As the judges in Trial Chamber One were fond of saying, the Special Court for Sierra Leone was an institution dedicated to finding the facts, and determining the truth or falsity of the charges against the accused. Making this task more difficult, however, was that communication at the Court frequently ran into problems. Sitting in the public gallery during the opening months of the trial, one of the most interesting features of courtroom encounters was, from my observations, their inconclusiveness. Cross-examination in particular was often an extremely laboured affair, counsel frequently failing to get straight answers to their questions. In this chapter I posit that these and other fact-finding difficulties stemmed in part from a cultural valorisation of furtiveness and dissimulation, complicated by other features of the social and cultural context, such as dissonant notions of space and time, inter-ethnic misunderstandings, orality, and the material poverty of many witnesses, not to mention problems of trauma and memory lapse.
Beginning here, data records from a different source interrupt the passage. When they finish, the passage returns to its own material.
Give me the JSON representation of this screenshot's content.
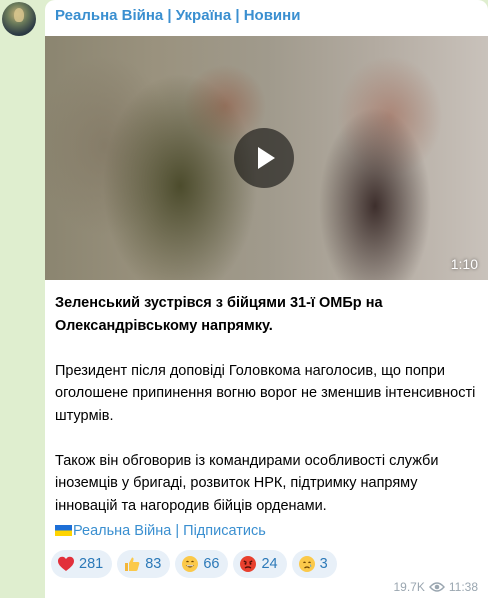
{
  "channel": {
    "name": "Реальна Війна | Україна | Новини"
  },
  "video": {
    "duration": "1:10"
  },
  "post": {
    "paragraphs": [
      "Зеленський зустрівся з бійцями 31-ї ОМБр на Олександрівському напрямку.",
      "Президент після доповіді Головкома наголосив, що попри оголошене припинення вогню ворог не зменшив інтенсивності штурмів.",
      "Також він обговорив із командирами особливості служби іноземців у бригаді, розвиток НРК, підтримку напряму інновацій та нагородив бійців орденами."
    ],
    "footer_link": "Реальна Війна | Підписатись"
  },
  "reactions": [
    {
      "icon": "heart",
      "count": "281"
    },
    {
      "icon": "thumbs-up",
      "count": "83"
    },
    {
      "icon": "grinning-face",
      "count": "66"
    },
    {
      "icon": "angry-face",
      "count": "24"
    },
    {
      "icon": "crying-face",
      "count": "3"
    }
  ],
  "meta": {
    "views": "19.7K",
    "time": "11:38"
  },
  "colors": {
    "background": "#dfeecf",
    "accent": "#3a8fd0",
    "reaction_bg": "#e8f0f8"
  }
}
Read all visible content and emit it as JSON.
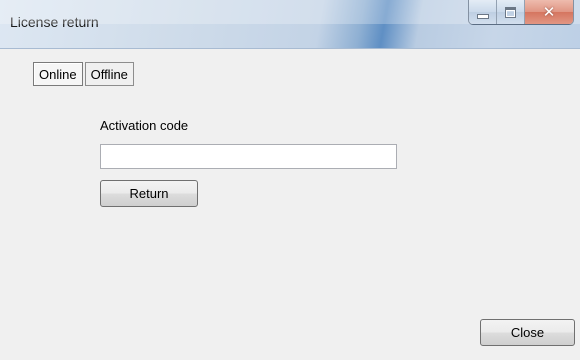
{
  "window": {
    "title": "License return"
  },
  "tabs": [
    {
      "label": "Online",
      "active": true
    },
    {
      "label": "Offline",
      "active": false
    }
  ],
  "form": {
    "activation_label": "Activation code",
    "activation_value": "",
    "return_label": "Return"
  },
  "footer": {
    "close_label": "Close"
  },
  "icons": {
    "minimize": "minimize-icon",
    "maximize": "maximize-icon",
    "close": "close-icon"
  },
  "colors": {
    "close_button": "#c7482b",
    "titlebar": "#cfdcea"
  }
}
SECRECY AND AMBIGUITY IN SIERRA LEONE
The great German sociologist Georg Simmel thought that secrecy was one of mankind's greatest achievements (Simmel 1906, 462). A universal human attribute, secrecy was distributed differently in different types of society. In less developed societies, public offices were often enveloped in secrecy and mysticism, while private individuals, because they tended to live in close proximity to one another, were exposed to a great degree of public prying (Simmel 1906, 468). Secrecy was often used to protect groups that were immature or otherwise insecure, and in new societies, a select group would often establish its dominance by recourse to some secret or lie, which thereafter conferred solidarity and collective efficacy (Simmel 1906, 471, 446).